Mirroring the way the fans at the Staples Center got behind underdog Vitali Klitschko in his heavyweight title fight against Lennox Lewis last Saturday night, most of the bets came in on Klitschko (odds of 7-2) at Las Vegas sports books. Klitschko, whose face was bloodied in the third round, led on all three judges' scorecards until ring physicians stopped the fight after the sixth. The stoppage was not greeted warmly by bettors up and down the Strip in the crowded sports books, where the fight was shown for free on HBO instead of on pay-per-view. Bettors did fare better with the under of 9 rounds, but bookmakers were happy to trade that for a Klitschko loss.
* Bettors who thought they saw value on Wimbledon defending men's champion Lleyton Hewitt as a lukewarm 3-1 favorite didn't get much bang for their bucks.
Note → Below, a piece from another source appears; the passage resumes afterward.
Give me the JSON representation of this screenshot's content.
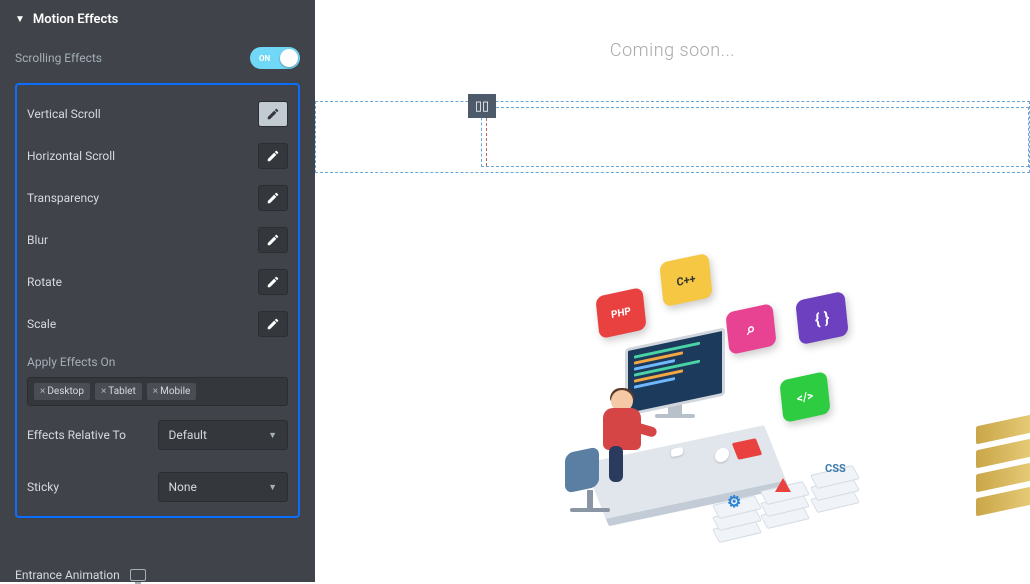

On Monday, in the first match of the entire tournament, Hewitt became only the second defending Wimbledon champ and No. 1 seed to lose in the opening round.
* Bettors also came up short in the Arena Bowl, as the Tampa Bay Storm was bet from a 3-point favorite down to 2 1/2. The Storm won 43-29. I was also on the losing side of that pick, though my recommendation on the under (109 1/2) was an easy winner.
* The NBA Draft is Thursday, but don't expect any change in the teams' odds. Everyone knows where the top players are going, and that's already been factored in - and besides, the Cavaliers are getting LeBron James, and they're still 100-1 to win next year's title, according to odds by Las Vegas Sports Consultants. Also, the non-lottery players aren't good enough to greatly impact a team's chances.